==== Records provided

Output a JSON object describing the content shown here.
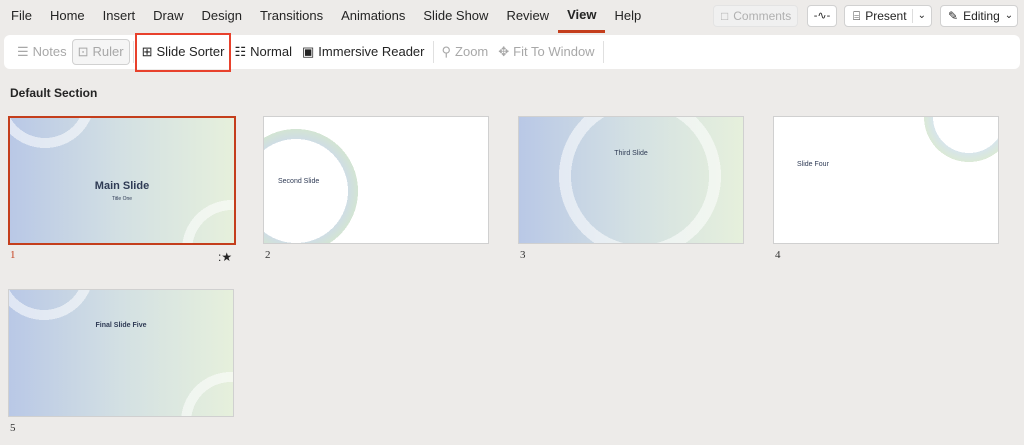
{
  "menu": [
    "File",
    "Home",
    "Insert",
    "Draw",
    "Design",
    "Transitions",
    "Animations",
    "Slide Show",
    "Review",
    "View",
    "Help"
  ],
  "active_menu": "View",
  "top_right": {
    "comments": "Comments",
    "present": "Present",
    "editing": "Editing"
  },
  "ribbon": {
    "notes": "Notes",
    "ruler": "Ruler",
    "slide_sorter": "Slide Sorter",
    "normal": "Normal",
    "immersive_reader": "Immersive Reader",
    "zoom": "Zoom",
    "fit_to_window": "Fit To Window"
  },
  "section": "Default Section",
  "slides": [
    {
      "number": "1",
      "title": "Main Slide",
      "subtitle": "Title One",
      "selected": true,
      "has_animation": true
    },
    {
      "number": "2",
      "title": "Second Slide"
    },
    {
      "number": "3",
      "title": "Third Slide"
    },
    {
      "number": "4",
      "title": "Slide Four"
    },
    {
      "number": "5",
      "title": "Final Slide Five"
    }
  ],
  "colors": {
    "accent": "#c43e1c",
    "highlight": "#e8412c"
  }
}
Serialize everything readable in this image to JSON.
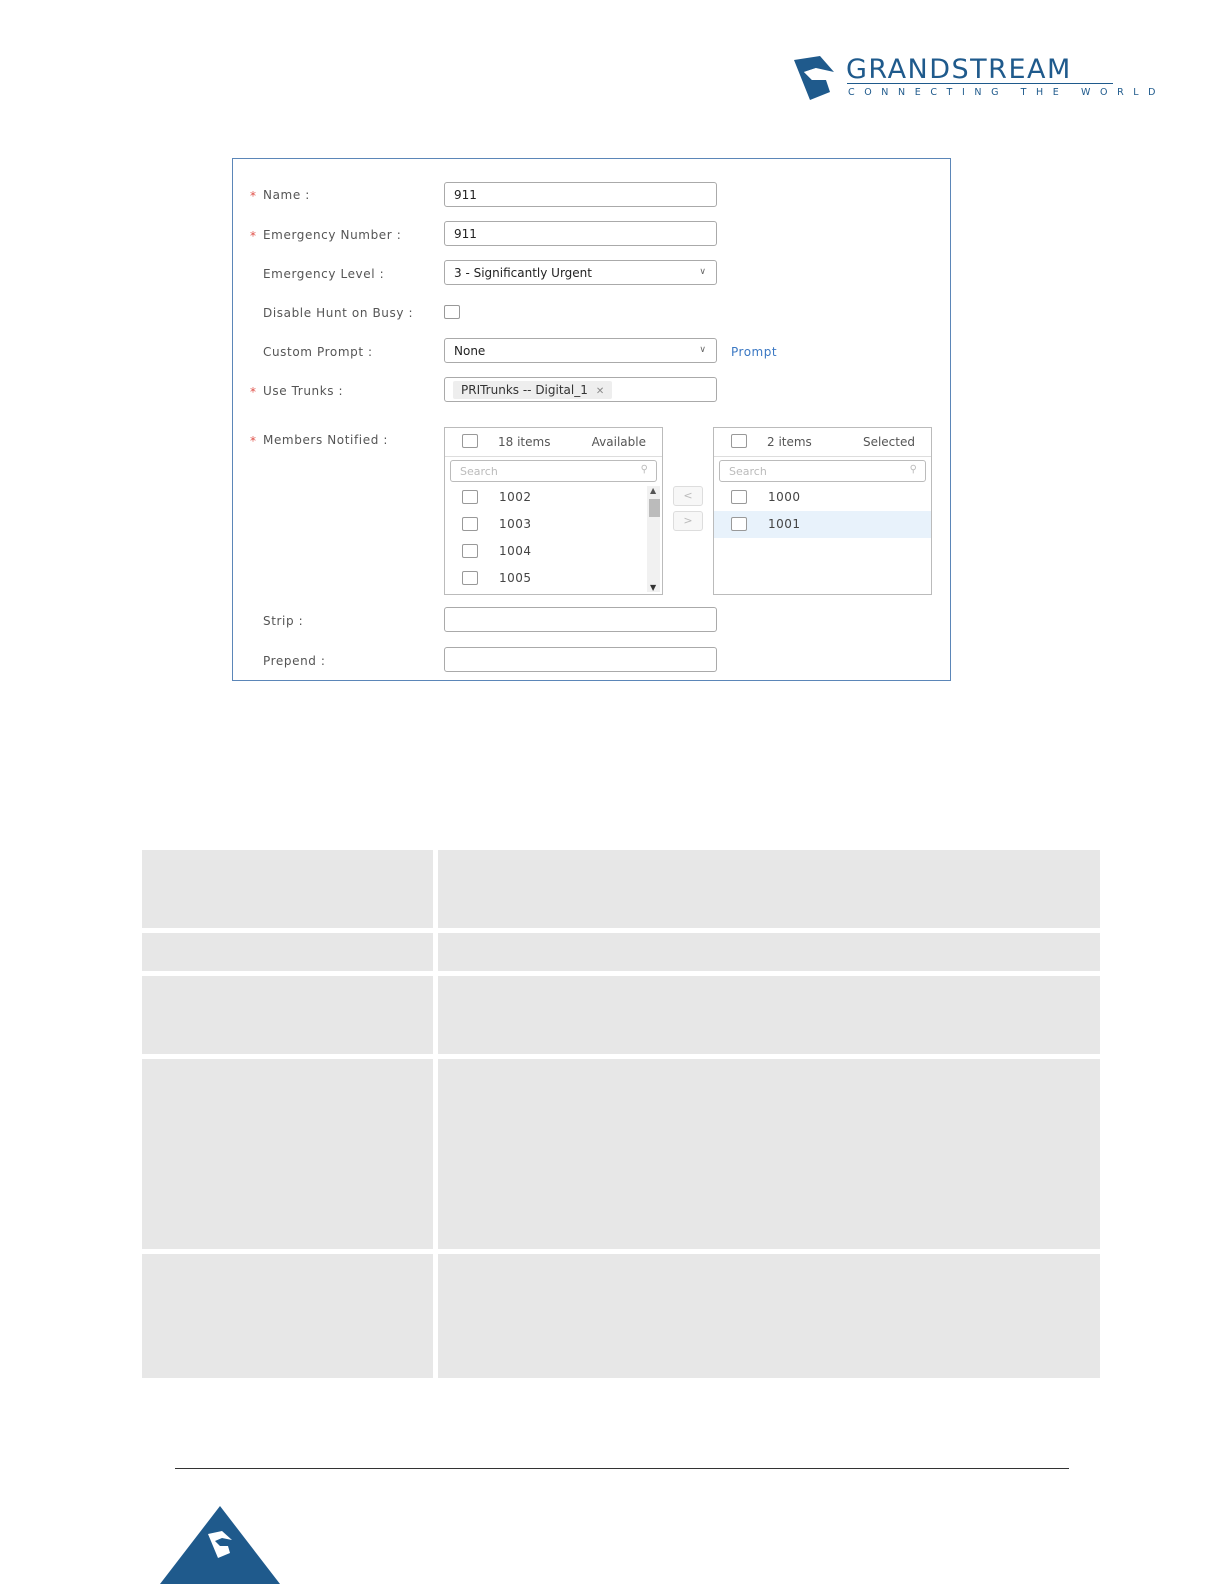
{
  "brand": {
    "name": "GRANDSTREAM",
    "tagline": "CONNECTING THE WORLD",
    "colors": {
      "primary": "#1f5a8c",
      "accent": "#5b86b8"
    }
  },
  "form": {
    "name": {
      "label": "Name :",
      "value": "911",
      "required": true
    },
    "emergency_number": {
      "label": "Emergency Number :",
      "value": "911",
      "required": true
    },
    "emergency_level": {
      "label": "Emergency Level :",
      "value": "3 - Significantly Urgent"
    },
    "disable_hunt": {
      "label": "Disable Hunt on Busy :",
      "checked": false
    },
    "custom_prompt": {
      "label": "Custom Prompt :",
      "value": "None",
      "link": "Prompt"
    },
    "use_trunks": {
      "label": "Use Trunks :",
      "tag": "PRITrunks -- Digital_1",
      "required": true
    },
    "members_notified": {
      "label": "Members Notified :",
      "available": {
        "count": "18 items",
        "state": "Available",
        "search_placeholder": "Search",
        "items": [
          "1002",
          "1003",
          "1004",
          "1005"
        ]
      },
      "selected": {
        "count": "2 items",
        "state": "Selected",
        "search_placeholder": "Search",
        "items": [
          "1000",
          "1001"
        ]
      },
      "move_left": "<",
      "move_right": ">"
    },
    "strip": {
      "label": "Strip :",
      "value": ""
    },
    "prepend": {
      "label": "Prepend :",
      "value": ""
    },
    "required_marker": "*"
  },
  "icons": {
    "select_caret": "chevron-down-icon",
    "search": "search-icon",
    "tag_remove": "close-icon"
  }
}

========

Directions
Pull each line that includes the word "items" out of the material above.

Task result
        "count": "18 items",
        "items": [
        "count": "2 items",
        "items": [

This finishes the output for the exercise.